((

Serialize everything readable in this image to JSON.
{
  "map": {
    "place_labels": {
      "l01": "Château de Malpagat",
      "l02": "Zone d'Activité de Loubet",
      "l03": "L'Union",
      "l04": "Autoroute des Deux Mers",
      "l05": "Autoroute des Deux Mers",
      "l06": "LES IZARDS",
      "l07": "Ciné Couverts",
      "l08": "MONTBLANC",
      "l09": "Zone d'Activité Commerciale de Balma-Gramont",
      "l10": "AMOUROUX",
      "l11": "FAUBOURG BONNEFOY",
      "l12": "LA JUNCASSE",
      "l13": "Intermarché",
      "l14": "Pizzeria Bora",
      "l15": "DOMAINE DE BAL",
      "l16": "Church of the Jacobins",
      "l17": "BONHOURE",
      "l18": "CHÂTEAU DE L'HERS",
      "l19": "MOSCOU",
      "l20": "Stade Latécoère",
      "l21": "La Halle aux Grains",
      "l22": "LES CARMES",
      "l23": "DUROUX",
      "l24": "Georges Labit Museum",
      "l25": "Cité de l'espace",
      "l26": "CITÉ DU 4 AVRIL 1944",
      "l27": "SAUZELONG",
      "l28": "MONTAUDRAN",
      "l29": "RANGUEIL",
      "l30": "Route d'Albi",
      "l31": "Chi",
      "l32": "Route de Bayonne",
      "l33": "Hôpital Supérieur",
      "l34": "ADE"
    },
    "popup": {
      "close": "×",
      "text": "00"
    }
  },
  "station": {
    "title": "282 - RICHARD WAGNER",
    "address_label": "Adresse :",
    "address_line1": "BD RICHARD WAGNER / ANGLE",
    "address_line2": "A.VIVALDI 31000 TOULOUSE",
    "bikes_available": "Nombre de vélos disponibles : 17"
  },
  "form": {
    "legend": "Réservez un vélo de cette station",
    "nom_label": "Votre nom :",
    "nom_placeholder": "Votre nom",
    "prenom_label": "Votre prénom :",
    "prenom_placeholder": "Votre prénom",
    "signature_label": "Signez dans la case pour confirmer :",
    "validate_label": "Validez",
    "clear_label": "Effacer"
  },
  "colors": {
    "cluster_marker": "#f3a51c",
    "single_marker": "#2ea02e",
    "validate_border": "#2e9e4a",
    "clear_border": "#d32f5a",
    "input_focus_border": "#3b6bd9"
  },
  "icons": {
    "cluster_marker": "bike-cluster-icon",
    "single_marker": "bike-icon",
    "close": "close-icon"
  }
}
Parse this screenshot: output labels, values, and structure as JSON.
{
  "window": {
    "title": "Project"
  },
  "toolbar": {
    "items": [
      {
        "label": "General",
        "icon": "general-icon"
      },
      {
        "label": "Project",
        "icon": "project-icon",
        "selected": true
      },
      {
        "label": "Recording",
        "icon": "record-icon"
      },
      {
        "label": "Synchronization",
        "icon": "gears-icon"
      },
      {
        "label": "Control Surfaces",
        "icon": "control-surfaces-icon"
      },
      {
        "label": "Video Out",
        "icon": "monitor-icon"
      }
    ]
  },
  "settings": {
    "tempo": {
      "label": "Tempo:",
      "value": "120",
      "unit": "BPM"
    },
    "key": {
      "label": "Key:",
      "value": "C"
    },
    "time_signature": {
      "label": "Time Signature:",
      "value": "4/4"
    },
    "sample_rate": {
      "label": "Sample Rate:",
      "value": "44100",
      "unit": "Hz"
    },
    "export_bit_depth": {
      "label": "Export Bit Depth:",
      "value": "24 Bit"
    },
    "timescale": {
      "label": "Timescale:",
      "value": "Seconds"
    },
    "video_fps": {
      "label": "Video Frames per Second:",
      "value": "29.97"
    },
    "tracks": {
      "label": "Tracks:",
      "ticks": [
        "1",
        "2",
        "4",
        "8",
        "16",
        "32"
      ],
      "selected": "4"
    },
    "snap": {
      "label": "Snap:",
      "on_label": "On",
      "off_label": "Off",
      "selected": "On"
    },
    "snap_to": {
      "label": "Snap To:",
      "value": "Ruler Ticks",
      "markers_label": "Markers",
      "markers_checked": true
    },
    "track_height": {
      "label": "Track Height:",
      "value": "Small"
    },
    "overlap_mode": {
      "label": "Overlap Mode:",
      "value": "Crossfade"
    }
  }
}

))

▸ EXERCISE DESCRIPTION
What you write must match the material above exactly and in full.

▸ OUTPUT FOR THIS EXERCISE
Serialize everything readable in this image to JSON.
{
  "map": {
    "place_labels": {
      "l01": "Château de Malpagat",
      "l02": "Zone d'Activité de Loubet",
      "l03": "L'Union",
      "l04": "Autoroute des Deux Mers",
      "l05": "Autoroute des Deux Mers",
      "l06": "LES IZARDS",
      "l07": "Ciné Couverts",
      "l08": "MONTBLANC",
      "l09": "Zone d'Activité Commerciale de Balma-Gramont",
      "l10": "AMOUROUX",
      "l11": "FAUBOURG BONNEFOY",
      "l12": "LA JUNCASSE",
      "l13": "Intermarché",
      "l14": "Pizzeria Bora",
      "l15": "DOMAINE DE BAL",
      "l16": "Church of the Jacobins",
      "l17": "BONHOURE",
      "l18": "CHÂTEAU DE L'HERS",
      "l19": "MOSCOU",
      "l20": "Stade Latécoère",
      "l21": "La Halle aux Grains",
      "l22": "LES CARMES",
      "l23": "DUROUX",
      "l24": "Georges Labit Museum",
      "l25": "Cité de l'espace",
      "l26": "CITÉ DU 4 AVRIL 1944",
      "l27": "SAUZELONG",
      "l28": "MONTAUDRAN",
      "l29": "RANGUEIL",
      "l30": "Route d'Albi",
      "l31": "Chi",
      "l32": "Route de Bayonne",
      "l33": "Hôpital Supérieur",
      "l34": "ADE"
    },
    "popup": {
      "close": "×",
      "text": "00"
    }
  },
  "station": {
    "title": "282 - RICHARD WAGNER",
    "address_label": "Adresse :",
    "address_line1": "BD RICHARD WAGNER / ANGLE",
    "address_line2": "A.VIVALDI 31000 TOULOUSE",
    "bikes_available": "Nombre de vélos disponibles : 17"
  },
  "form": {
    "legend": "Réservez un vélo de cette station",
    "nom_label": "Votre nom :",
    "nom_placeholder": "Votre nom",
    "prenom_label": "Votre prénom :",
    "prenom_placeholder": "Votre prénom",
    "signature_label": "Signez dans la case pour confirmer :",
    "validate_label": "Validez",
    "clear_label": "Effacer"
  },
  "colors": {
    "cluster_marker": "#f3a51c",
    "single_marker": "#2ea02e",
    "validate_border": "#2e9e4a",
    "clear_border": "#d32f5a",
    "input_focus_border": "#3b6bd9"
  },
  "icons": {
    "cluster_marker": "bike-cluster-icon",
    "single_marker": "bike-icon",
    "close": "close-icon"
  }
}
Parse this screenshot: output labels, values, and structure as JSON.
{
  "window": {
    "title": "Project"
  },
  "toolbar": {
    "items": [
      {
        "label": "General",
        "icon": "general-icon"
      },
      {
        "label": "Project",
        "icon": "project-icon",
        "selected": true
      },
      {
        "label": "Recording",
        "icon": "record-icon"
      },
      {
        "label": "Synchronization",
        "icon": "gears-icon"
      },
      {
        "label": "Control Surfaces",
        "icon": "control-surfaces-icon"
      },
      {
        "label": "Video Out",
        "icon": "monitor-icon"
      }
    ]
  },
  "settings": {
    "tempo": {
      "label": "Tempo:",
      "value": "120",
      "unit": "BPM"
    },
    "key": {
      "label": "Key:",
      "value": "C"
    },
    "time_signature": {
      "label": "Time Signature:",
      "value": "4/4"
    },
    "sample_rate": {
      "label": "Sample Rate:",
      "value": "44100",
      "unit": "Hz"
    },
    "export_bit_depth": {
      "label": "Export Bit Depth:",
      "value": "24 Bit"
    },
    "timescale": {
      "label": "Timescale:",
      "value": "Seconds"
    },
    "video_fps": {
      "label": "Video Frames per Second:",
      "value": "29.97"
    },
    "tracks": {
      "label": "Tracks:",
      "ticks": [
        "1",
        "2",
        "4",
        "8",
        "16",
        "32"
      ],
      "selected": "4"
    },
    "snap": {
      "label": "Snap:",
      "on_label": "On",
      "off_label": "Off",
      "selected": "On"
    },
    "snap_to": {
      "label": "Snap To:",
      "value": "Ruler Ticks",
      "markers_label": "Markers",
      "markers_checked": true
    },
    "track_height": {
      "label": "Track Height:",
      "value": "Small"
    },
    "overlap_mode": {
      "label": "Overlap Mode:",
      "value": "Crossfade"
    }
  }
}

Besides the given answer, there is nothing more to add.